Thursday, September 3, 2015

Starting a BBQ Grill Cleaning Business
Part Five

TRAINING DAY

Jeff Krentzman, President of The BBQ Cleaner™, arrived at my home at 9:00 a.m. a few days ago, ready to go over all aspects of the business as well as a hands-on session of using my new equipment to actually clean a grill.

We spent about three hours going over different sections of the training manual and discussed topics including:

  • The Startup Phase
  • Business Operations
  • Traditional Marketing
  • Online Marketing
  • Business and Vehicle Insurance
  • The Website
  • Phone and Answering Services
  • The BBQ Cleaner Process
  • Customer Relationship Management
  • and many more.

By noon, we were ready to get lunch so we went to a local restaurant. Jeff shared many stories about his experiences about cleaning grills, as well as things he's learned from the hundred-plus business owners who have purchased The BBQ Cleaner system.

At around 1:30 p.m. it was time to get the cleaning process started. Weather in Florida—this time of the year—really is a crap-shoot, as blue skies can quickly become dark and menacing, with thunder, lighting and rain, especially by mid-afternoon.


We got the steamer tank ready and walked to my backyard, since our own grill was to be the first one I cleaned. And it desperately needed some attention, I am embarrassed to admit.

I will spare you a step-by-step account of the process, but I will say that I am amazed at the amount of grime an outdoor grill accumulates in a little over a year of use. And all this buildup was the reason our grill was smoking so much every time we lit it up. Flare-ups were starting to be a problem, as it is impossible to properly grill a piece of meat when the heat is uneven.

After applying the degreaser solution, the layers of fat and grime started to soften, and we scraped as much of the stuff as possible. And here's a pic to show you just how much of it you can get off the surface by using the right tools and cleaners.

Once the unit was as clean as possible, we reassembled and tested it, to make sure the burners were unclogged and burning properly. I also made a mental note to order new flavorizer bars from Weber since mine are pretty rusted, albeit clean.

The last step was to polish the grill, and this brought it back to life again. There's only so much you can do with cooking surfaces, as metal tarnishes, discolors, corrodes, stains, or a combination of all of the above. But my Weber is now clean and grease- and smoke-free.

But a clean and shiny grill does not mean that you're done cleaning. Far from it.

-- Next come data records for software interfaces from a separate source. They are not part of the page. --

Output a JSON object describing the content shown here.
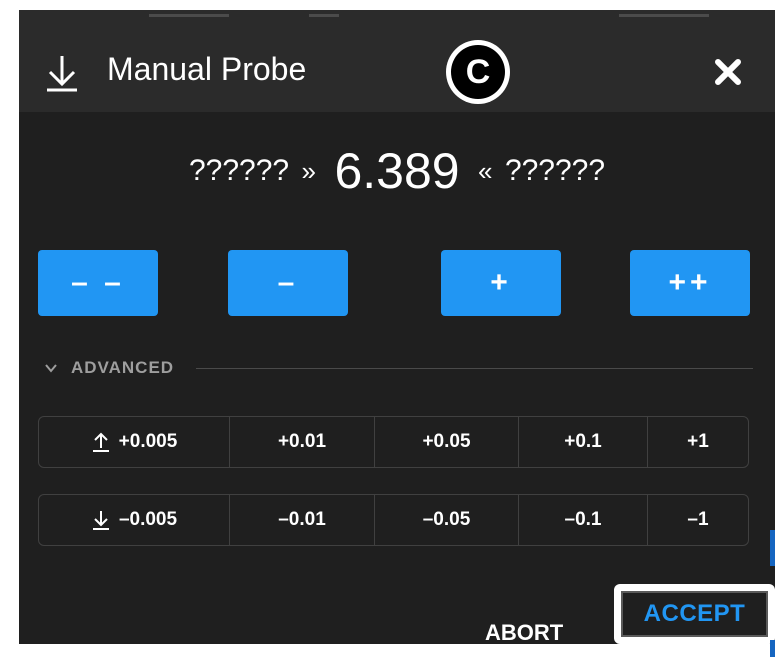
{
  "dialog": {
    "title": "Manual Probe",
    "badge_letter": "C",
    "close_icon": "close-icon"
  },
  "readout": {
    "left_text": "??????",
    "left_chevron": "»",
    "value": "6.389",
    "right_chevron": "«",
    "right_text": "??????"
  },
  "step_buttons": {
    "coarse_down": "– –",
    "fine_down": "–",
    "fine_up": "+",
    "coarse_up": "++"
  },
  "advanced": {
    "label": "ADVANCED"
  },
  "offsets_up": [
    "+0.005",
    "+0.01",
    "+0.05",
    "+0.1",
    "+1"
  ],
  "offsets_down": [
    "–0.005",
    "–0.01",
    "–0.05",
    "–0.1",
    "–1"
  ],
  "actions": {
    "abort": "ABORT",
    "accept": "ACCEPT"
  },
  "colors": {
    "accent": "#2196f3",
    "panel": "#1f1f1f",
    "header": "#2b2b2b"
  }
}
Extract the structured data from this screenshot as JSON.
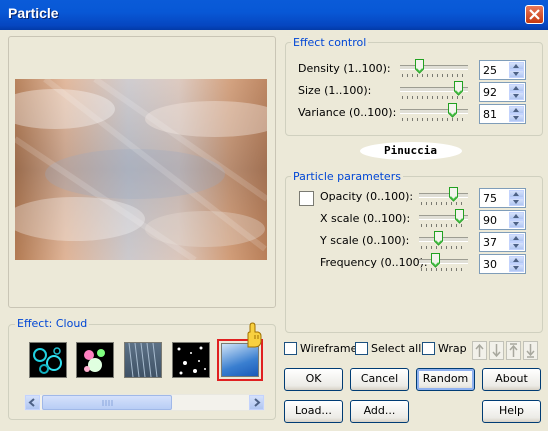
{
  "window": {
    "title": "Particle"
  },
  "watermark": {
    "text": "Pinuccia"
  },
  "effect_control": {
    "legend": "Effect control",
    "rows": [
      {
        "label": "Density (1..100):",
        "value": "25",
        "level": 0.25
      },
      {
        "label": "Size (1..100):",
        "value": "92",
        "level": 0.92
      },
      {
        "label": "Variance (0..100):",
        "value": "81",
        "level": 0.81
      }
    ]
  },
  "particle_parameters": {
    "legend": "Particle parameters",
    "rows": [
      {
        "label": "Opacity (0..100):",
        "value": "75",
        "level": 0.75
      },
      {
        "label": "X scale (0..100):",
        "value": "90",
        "level": 0.9
      },
      {
        "label": "Y scale (0..100):",
        "value": "37",
        "level": 0.37
      },
      {
        "label": "Frequency (0..100):",
        "value": "30",
        "level": 0.3
      }
    ]
  },
  "effect_presets": {
    "legend": "Effect: Cloud",
    "thumbnails": [
      "bubbles",
      "glow-orbs",
      "rain",
      "stars",
      "cloud"
    ],
    "selected": "cloud"
  },
  "options": {
    "wireframe_label": "Wireframe",
    "select_all_label": "Select all",
    "wrap_label": "Wrap"
  },
  "buttons": {
    "ok": "OK",
    "cancel": "Cancel",
    "random": "Random",
    "about": "About",
    "load": "Load...",
    "add": "Add...",
    "help": "Help"
  },
  "colors": {
    "title_bar": "#0a5bd8",
    "legend_text": "#0046d5",
    "selection_border": "#e02020",
    "dialog_bg": "#ece9d8"
  }
}
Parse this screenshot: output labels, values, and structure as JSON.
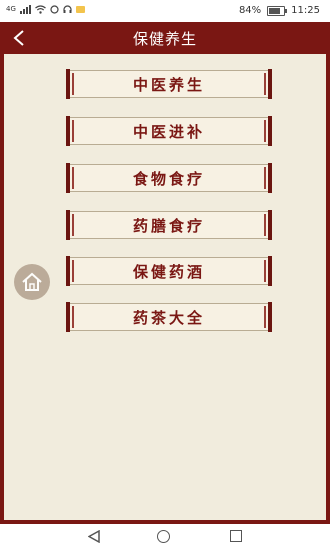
{
  "status_bar": {
    "network": "4G",
    "battery": "84%",
    "time": "11:25"
  },
  "header": {
    "title": "保健养生"
  },
  "menu": [
    {
      "label": "中医养生"
    },
    {
      "label": "中医进补"
    },
    {
      "label": "食物食疗"
    },
    {
      "label": "药膳食疗"
    },
    {
      "label": "保健药酒"
    },
    {
      "label": "药茶大全"
    }
  ],
  "icons": {
    "back": "back-arrow-icon",
    "home": "home-icon",
    "nav_back": "triangle-back-icon",
    "nav_home": "circle-home-icon",
    "nav_recent": "square-recent-icon"
  },
  "colors": {
    "header_bg": "#7a1713",
    "parchment": "#f1ecdd",
    "button_text": "#7a1713",
    "home_button": "#b6a592"
  }
}
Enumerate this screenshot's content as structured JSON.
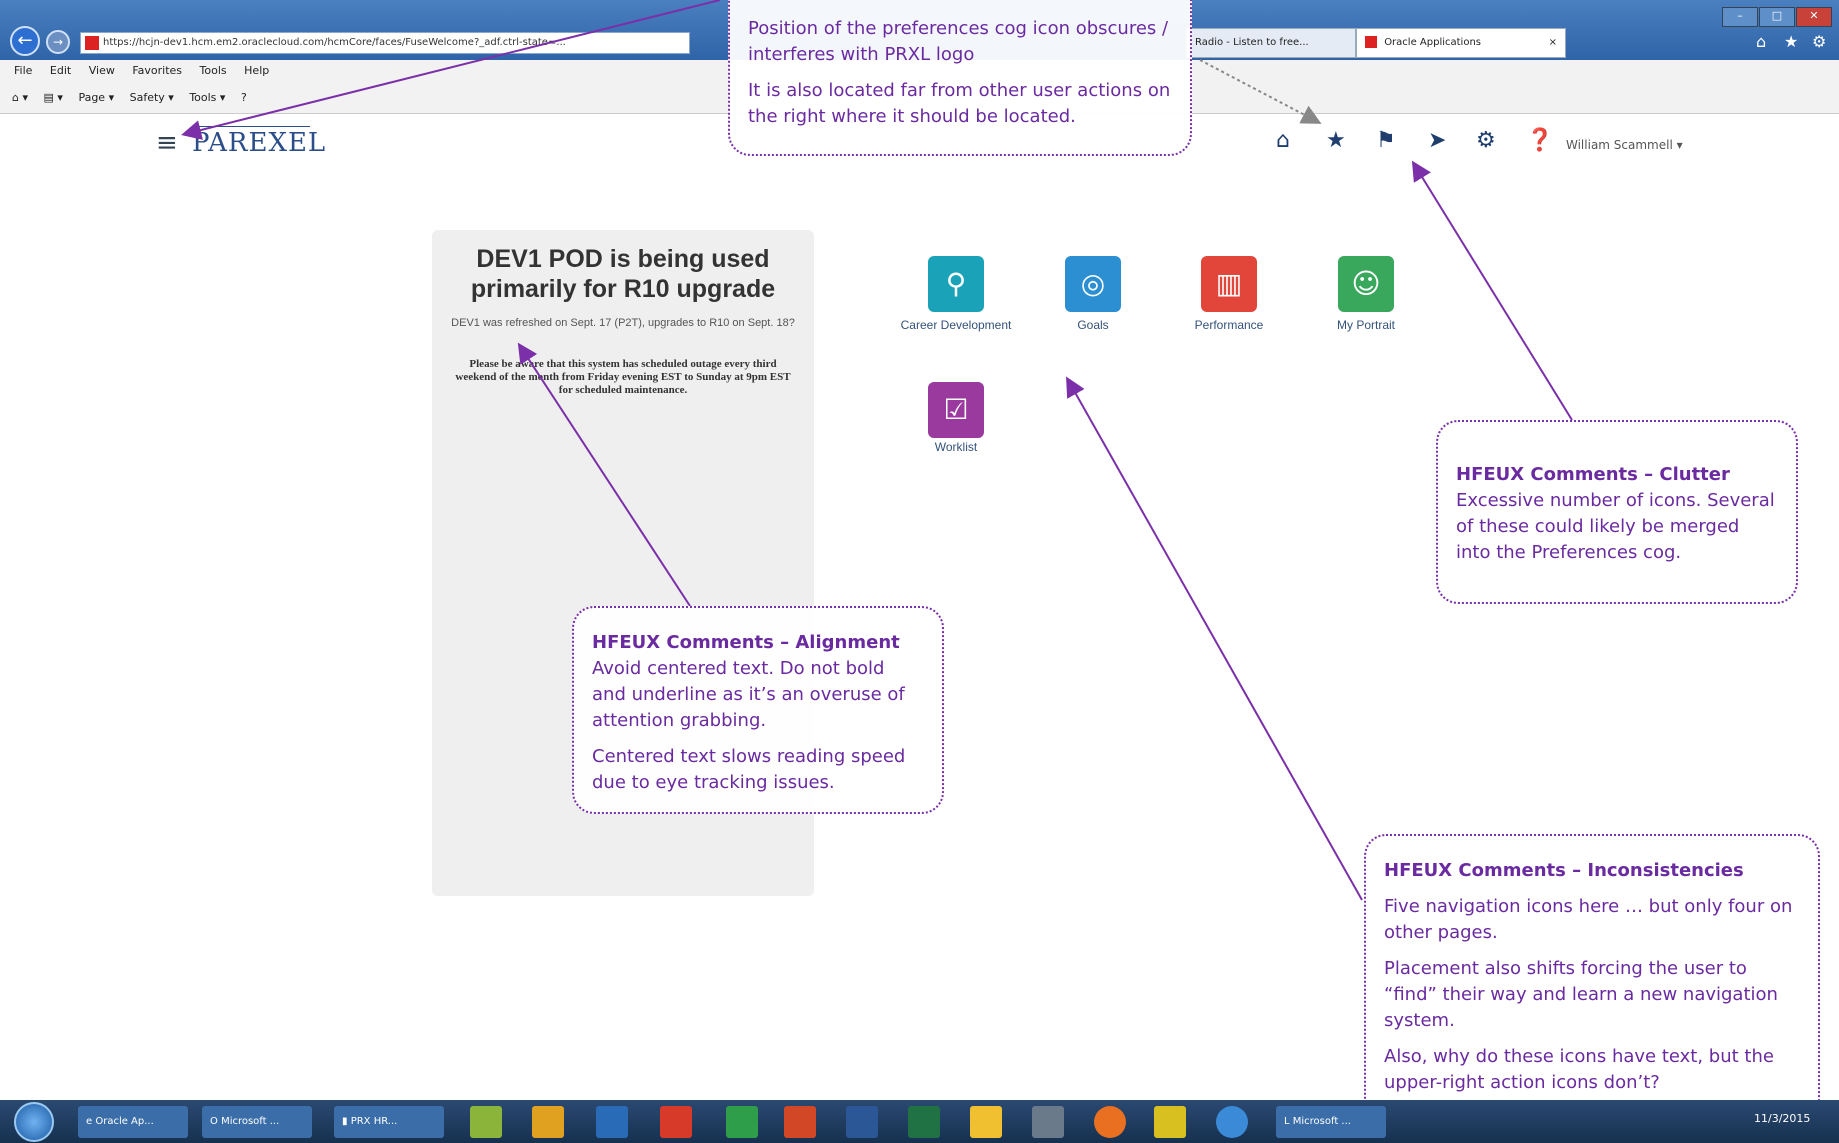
{
  "browser": {
    "url": "https://hcjn-dev1.hcm.em2.oraclecloud.com/hcmCore/faces/FuseWelcome?_adf.ctrl-state=...",
    "tabs": [
      {
        "label": "Radio - Listen to free..."
      },
      {
        "label": "Oracle Applications"
      }
    ],
    "tab_close": "×",
    "window_controls": [
      "–",
      "□",
      "✕"
    ],
    "menu": [
      "File",
      "Edit",
      "View",
      "Favorites",
      "Tools",
      "Help"
    ],
    "commands": [
      "Page ▾",
      "Safety ▾",
      "Tools ▾"
    ]
  },
  "app": {
    "menu_icon": "hamburger-icon",
    "logo": "PAREXEL",
    "user_name": "William Scammell ▾",
    "nav_icons": [
      "home-icon",
      "star-icon",
      "flag-icon",
      "bird-icon",
      "gear-icon",
      "help-icon"
    ]
  },
  "notice": {
    "title": "DEV1 POD is being used primarily for R10 upgrade",
    "body": "DEV1 was refreshed on Sept. 17 (P2T), upgrades to R10 on Sept. 18?",
    "warning": "Please be aware that this system has scheduled outage every third weekend of the month from Friday evening EST to Sunday at 9pm EST for scheduled maintenance."
  },
  "tiles": [
    {
      "label": "Career Development",
      "icon": "signpost-icon",
      "color": "#1aa3b8"
    },
    {
      "label": "Goals",
      "icon": "goals-icon",
      "color": "#2b8fd1"
    },
    {
      "label": "Performance",
      "icon": "chart-icon",
      "color": "#e2463a"
    },
    {
      "label": "My Portrait",
      "icon": "portrait-icon",
      "color": "#3aa85c"
    },
    {
      "label": "Worklist",
      "icon": "clipboard-icon",
      "color": "#9a3a9e"
    }
  ],
  "callouts": {
    "cog": {
      "line1": "Position of the preferences cog icon obscures / interferes with PRXL logo",
      "line2": "It is also located far from other user actions on the right where it should be located."
    },
    "clutter": {
      "heading": "HFEUX Comments – Clutter",
      "body": "Excessive number of icons. Several of these could likely be merged into the Preferences cog."
    },
    "alignment": {
      "heading": "HFEUX Comments – Alignment",
      "body": "Avoid centered text. Do not bold and underline as it’s an overuse of attention grabbing.",
      "body2": "Centered text slows reading speed due to eye tracking issues."
    },
    "inconsistencies": {
      "heading": "HFEUX Comments – Inconsistencies",
      "p1": "Five navigation icons here …  but only four on other pages.",
      "p2": "Placement also shifts forcing the user to “find” their way and learn a new navigation system.",
      "p3": "Also, why do these icons have text, but the upper-right action icons don’t?"
    }
  },
  "taskbar": {
    "apps": [
      "Oracle Ap...",
      "Microsoft ...",
      "PRX HR...",
      "Microsoft ..."
    ],
    "clock": "11/3/2015"
  },
  "colors": {
    "annotation": "#6a2aa0",
    "arrow": "#7b2fa8"
  }
}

You still need to clean the work area, bring tools and supplies back to the trailer, and then, you have to clean your equipment so it's ready to be transported beck to home base or the next job. That's not a big deal, of course, but doing so in the afternoon Florida heat and humidity isn't pleasant.

After all the equipment was clean and back in the trailer we stepped back inside. Thank God for air conditioning! Jeff and I went over the cleaning process again and talked about a few other items before he drove back to his hotel near Orlando International airport.

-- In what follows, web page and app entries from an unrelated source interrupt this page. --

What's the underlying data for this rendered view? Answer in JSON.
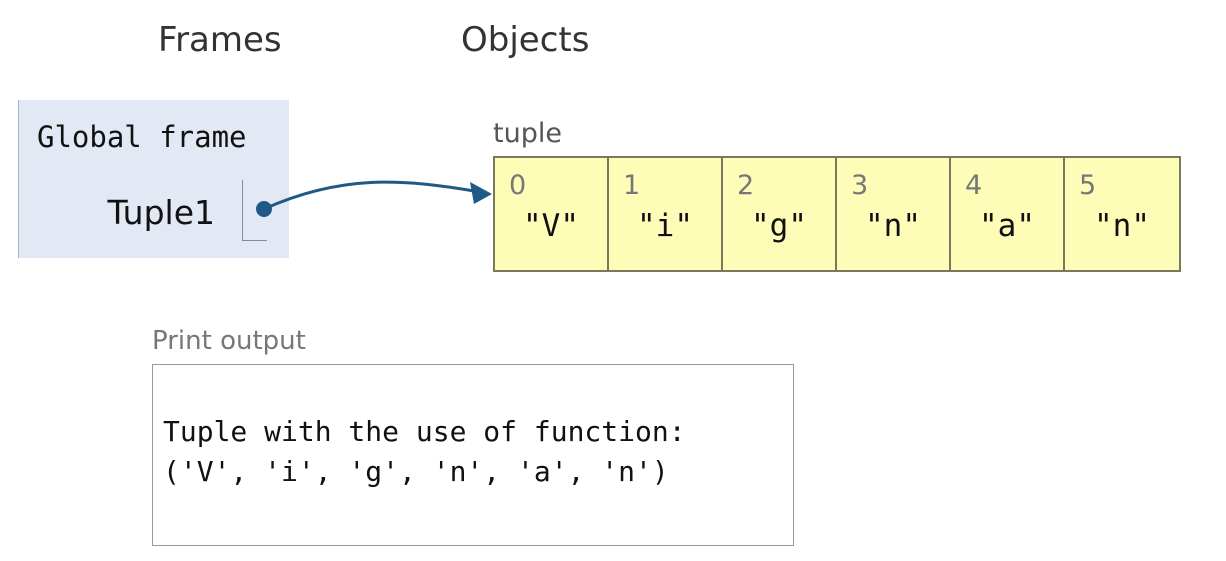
{
  "headings": {
    "frames": "Frames",
    "objects": "Objects"
  },
  "frame": {
    "title": "Global frame",
    "variables": [
      {
        "name": "Tuple1",
        "points_to": "tuple"
      }
    ]
  },
  "object": {
    "type_label": "tuple",
    "elements": [
      {
        "index": "0",
        "value": "\"V\""
      },
      {
        "index": "1",
        "value": "\"i\""
      },
      {
        "index": "2",
        "value": "\"g\""
      },
      {
        "index": "3",
        "value": "\"n\""
      },
      {
        "index": "4",
        "value": "\"a\""
      },
      {
        "index": "5",
        "value": "\"n\""
      }
    ]
  },
  "print_output": {
    "label": "Print output",
    "lines": [
      "Tuple with the use of function:",
      "('V', 'i', 'g', 'n', 'a', 'n')"
    ]
  },
  "colors": {
    "frame_bg": "#e2e8f4",
    "tuple_bg": "#fdfdb8",
    "arrow": "#1f5a86"
  }
}
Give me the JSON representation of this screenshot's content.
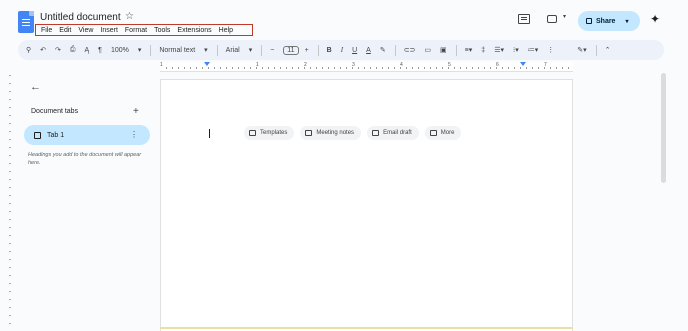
{
  "document": {
    "title": "Untitled document"
  },
  "menu": [
    "File",
    "Edit",
    "View",
    "Insert",
    "Format",
    "Tools",
    "Extensions",
    "Help"
  ],
  "header": {
    "share_label": "Share"
  },
  "toolbar": {
    "zoom": "100%",
    "style": "Normal text",
    "font": "Arial",
    "font_size": "11",
    "minus": "−",
    "plus": "+",
    "bold": "B",
    "italic": "I",
    "underline": "U",
    "text_color": "A"
  },
  "ruler": {
    "numbers": [
      "1",
      "1",
      "2",
      "3",
      "4",
      "5",
      "6",
      "7"
    ]
  },
  "sidebar": {
    "tabs_heading": "Document tabs",
    "tab_label": "Tab 1",
    "hint": "Headings you add to the document will appear here."
  },
  "chips": [
    {
      "label": "Templates",
      "icon": "template-icon"
    },
    {
      "label": "Meeting notes",
      "icon": "meeting-notes-icon"
    },
    {
      "label": "Email draft",
      "icon": "email-draft-icon"
    },
    {
      "label": "More",
      "icon": "more-icon"
    }
  ],
  "colors": {
    "accent": "#c2e7ff",
    "toolbar_bg": "#edf2fa",
    "menu_highlight": "#c0392b"
  }
}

So far, everyone who's seen my clean grill has been very impressed, which is a good sign. And now I feel confident enough to start taking care of local customers.

As a matter of fact, while I was going through the last part of the training session, I took a few minutes to answer a couple of calls that came courtesy of one of my EDDM (Every Door Direct Mail) campaigns, and I now have three customers on the schedule already for next month.

A great way to end Grill Cleaning Training Day!